Buenos Aires Governor María Eugenia Vidal has announced that a 15-month agreement has been reached with 70 percent of labor unions which will see an 18 percent increase in wages, in three installments.

Speaking at a press conference, a visibly satisfied Vidal revealed that “we have had a year of constant dialogue, during which we re-opened negotiations and both parties complied.”

The figure is significantly lower than the estimated inflation rate for 2016 which, according to economists will be around 40%. Despite this shortcoming, the agreed increase for 2017 “will correspond with projected inflation rates and will include meetings to revise the figures and discuss other issues.” The potential revisions to the agreement will take place on a trimesterly basis and will depend on the inflation rates. If rates exceed projections a clause will be triggered, increasing the 18% figure.

In reference to inflation, the Governor spoke of “an inflation figure in which we can believe and a national government that has put a plan in place to ensure that inflation rates decrease.”

It would seem that most of the province’s labor unions were at least partially satisfied, with  UPCN, the Public Health Union, SOEME, the pilots and graphic design unions all accepting the Governor’s proposal. Reflecting on the agreement, Vidal declared that “we have shown that conflict is not always to best way to reach agreements. We greatly value and believe in a constant dialogue.”

The Governor also revealed, however, that an agreement has yet to be reached with unions in the teaching sector. Remaining hopeful, Vidal added that “they are now invited to enter negotiations with us and reach an agreement as soon as we can for the sake of the 5 million children that have to start classes [in February]”.

Vidal finally added that she was “proud” of the progress made between the government and labor unions and referred to the end product as “a historic agreement which shows how to do things right.”
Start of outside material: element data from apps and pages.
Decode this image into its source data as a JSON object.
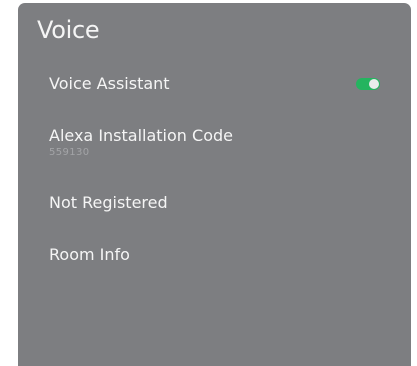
{
  "panel": {
    "title": "Voice"
  },
  "items": [
    {
      "label": "Voice Assistant",
      "toggle": {
        "state": "on",
        "color": "#24b45f"
      }
    },
    {
      "label": "Alexa Installation Code",
      "sub": "559130"
    },
    {
      "label": "Not Registered"
    },
    {
      "label": "Room Info"
    }
  ],
  "colors": {
    "panel_bg": "#7d7e81",
    "text": "#f5f5f5",
    "subtext": "#a3a4a7",
    "accent": "#24b45f"
  }
}
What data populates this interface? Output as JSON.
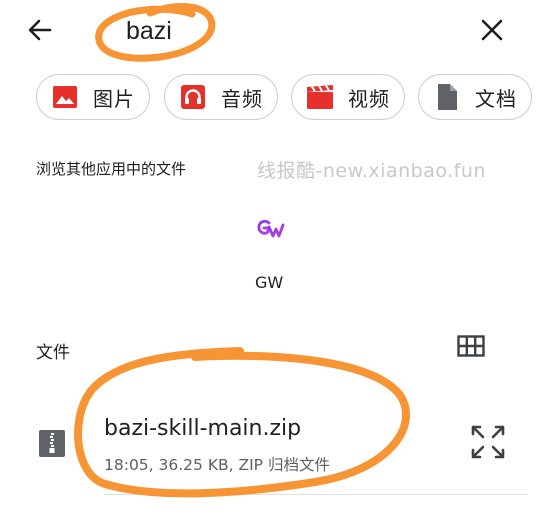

Time, and by the looks of it — inflation rates, will tell whether Vidal’s self assessment pan out to be true.